Who has the right to define their experience and own their narrative, and what does it mean when this right is violated? Is it even possible to defend in the digital era? Can we really trust that the plurality of #MeToo voices amplified online will scuttle the patriarchy from tradition-locked institutions? What other recourse is possible for young women today, when the momentum for change is so great? What sacrifices are justified by the ends?
Both works raise these questions, and – while they don’t resolve them – land powerfully and cynically. Arguably, Feaver’s play convulses even more with the complexities of those who find their agency and identity completely overwhelmed by a story they thought they had control over. By the end, almost all parties are jaded, traumatised and alienated, with friendships broken and careers lost.

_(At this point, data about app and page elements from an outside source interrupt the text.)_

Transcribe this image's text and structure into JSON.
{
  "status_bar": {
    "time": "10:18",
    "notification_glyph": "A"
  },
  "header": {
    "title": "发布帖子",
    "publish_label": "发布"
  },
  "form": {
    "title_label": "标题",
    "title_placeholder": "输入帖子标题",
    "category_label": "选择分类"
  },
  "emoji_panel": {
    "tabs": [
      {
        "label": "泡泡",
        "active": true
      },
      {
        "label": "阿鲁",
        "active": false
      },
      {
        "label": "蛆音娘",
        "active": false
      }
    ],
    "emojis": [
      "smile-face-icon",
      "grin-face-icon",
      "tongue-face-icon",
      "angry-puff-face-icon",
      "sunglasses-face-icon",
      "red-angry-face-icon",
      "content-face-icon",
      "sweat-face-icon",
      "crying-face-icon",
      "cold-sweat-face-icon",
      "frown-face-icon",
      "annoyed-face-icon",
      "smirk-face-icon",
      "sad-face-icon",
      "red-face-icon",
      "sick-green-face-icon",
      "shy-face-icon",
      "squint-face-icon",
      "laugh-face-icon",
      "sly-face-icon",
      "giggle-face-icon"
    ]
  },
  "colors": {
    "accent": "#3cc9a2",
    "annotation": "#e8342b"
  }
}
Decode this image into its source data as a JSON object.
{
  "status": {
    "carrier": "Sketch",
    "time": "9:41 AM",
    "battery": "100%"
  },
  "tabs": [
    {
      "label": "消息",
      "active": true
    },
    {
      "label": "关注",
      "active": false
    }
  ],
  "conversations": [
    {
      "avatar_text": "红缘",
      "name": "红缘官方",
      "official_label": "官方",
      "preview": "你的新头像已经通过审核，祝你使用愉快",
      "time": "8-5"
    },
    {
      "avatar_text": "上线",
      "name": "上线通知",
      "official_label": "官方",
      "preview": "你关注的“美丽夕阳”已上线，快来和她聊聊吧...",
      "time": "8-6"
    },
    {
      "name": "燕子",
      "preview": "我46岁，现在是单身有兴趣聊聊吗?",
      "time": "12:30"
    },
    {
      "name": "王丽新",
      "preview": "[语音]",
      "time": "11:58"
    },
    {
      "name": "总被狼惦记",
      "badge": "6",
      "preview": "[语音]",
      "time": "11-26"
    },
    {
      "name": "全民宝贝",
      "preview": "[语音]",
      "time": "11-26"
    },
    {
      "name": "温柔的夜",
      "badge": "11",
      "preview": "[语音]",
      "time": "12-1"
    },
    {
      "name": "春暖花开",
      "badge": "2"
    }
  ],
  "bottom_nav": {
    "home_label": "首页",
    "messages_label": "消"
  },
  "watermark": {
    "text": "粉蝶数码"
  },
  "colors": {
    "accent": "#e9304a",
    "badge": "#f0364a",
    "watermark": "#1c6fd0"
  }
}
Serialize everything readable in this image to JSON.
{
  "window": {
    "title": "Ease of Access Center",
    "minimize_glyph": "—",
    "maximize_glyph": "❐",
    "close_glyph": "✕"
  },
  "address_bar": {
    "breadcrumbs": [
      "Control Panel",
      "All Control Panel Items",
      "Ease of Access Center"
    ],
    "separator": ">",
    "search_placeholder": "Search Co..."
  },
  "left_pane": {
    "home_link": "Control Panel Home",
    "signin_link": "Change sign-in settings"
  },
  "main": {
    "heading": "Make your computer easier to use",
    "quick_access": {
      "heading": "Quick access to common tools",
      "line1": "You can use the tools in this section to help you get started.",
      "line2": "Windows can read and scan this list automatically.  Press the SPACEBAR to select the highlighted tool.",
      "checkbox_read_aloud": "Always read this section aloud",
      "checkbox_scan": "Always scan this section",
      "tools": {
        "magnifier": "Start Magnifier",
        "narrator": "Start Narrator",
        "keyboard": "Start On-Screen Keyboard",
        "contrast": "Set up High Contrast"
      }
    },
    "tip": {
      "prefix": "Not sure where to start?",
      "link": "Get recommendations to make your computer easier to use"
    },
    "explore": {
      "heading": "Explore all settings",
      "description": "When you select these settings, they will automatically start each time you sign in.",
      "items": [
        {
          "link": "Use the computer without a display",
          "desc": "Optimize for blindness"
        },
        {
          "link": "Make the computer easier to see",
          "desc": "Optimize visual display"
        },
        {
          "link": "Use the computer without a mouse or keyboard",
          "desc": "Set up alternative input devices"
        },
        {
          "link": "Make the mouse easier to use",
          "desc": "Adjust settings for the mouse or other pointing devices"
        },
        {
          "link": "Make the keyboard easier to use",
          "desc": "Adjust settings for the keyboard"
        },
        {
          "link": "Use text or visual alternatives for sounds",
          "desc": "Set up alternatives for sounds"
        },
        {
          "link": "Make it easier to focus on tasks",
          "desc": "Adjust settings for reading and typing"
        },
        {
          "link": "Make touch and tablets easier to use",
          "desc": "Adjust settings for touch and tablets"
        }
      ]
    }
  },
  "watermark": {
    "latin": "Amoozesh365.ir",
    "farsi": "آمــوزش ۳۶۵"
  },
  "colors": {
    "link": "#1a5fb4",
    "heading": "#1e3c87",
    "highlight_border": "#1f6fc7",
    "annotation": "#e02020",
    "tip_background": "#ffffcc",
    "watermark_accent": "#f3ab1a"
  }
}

Despite doing and saying some pretty reprehensible things, there is a great deal of compassion reserved for each character of this play. Feaver has written into each very recognisable human frailties, which the whole cast embodies to their edges. Emily Havea is a galvanising presence on stage as the fiercely determined Nikki, and Fiona Press is her brilliant foil as a disillusioned feminist, emerging proud yet bitter from her own exhausting fights. Tony Cogin, who plays the Chair of the Board, puts a charming face on settled weaselly privilege, and Paguio gives a memorable and sometimes comic interpretation of Malaysian student ‘Gerry’, while Julia Robertson’s Paige is exactly the type of archetypal, small-town girl innocent you’d expect to be caught up in all this. In a dextrous twist, Jane Phegan plays both the mother of the accused and the accuser – two women determined to protect their children.
While the play’s themes are weighty, neither of the two acts feels oppressive under the fiery direction of Tessa Leong. Some of this weight is also leavened by Ella Butler’s creative design and the staging of Hannah Crane. When, for instance, Paige refuses to talk to Nikki, the latter approaches her on the virtual plane, with the male actors appearing as their gaming avatars. One a wizard, the other an elf, and each illuminated in neon breastplates, they bob gently and brandish their weaponry. Here and during other select moments throughout, there’s a welcoming if temporary tonal shift.
A case for uncertainty in a world white-knuckled on convictions, Wherever She Wanders demands discomfort and discussion. I saw it alone and, afterwards and during intermission, I found myself feeling unexpectedly vulnerable. I suspect it has lodged itself in a largely unvisited emotional hollow, where it will reproduce its ache whenever I think about it. It’s not uplifting or inspiring (words so many theatre works hang their marketing on), but it is masterfully affective.
Go see it with someone you trust with open, difficult conversation, if you can.
Wherever She Wanders plays at the SBW Stables Theatre, Darlinghurst until 11 December.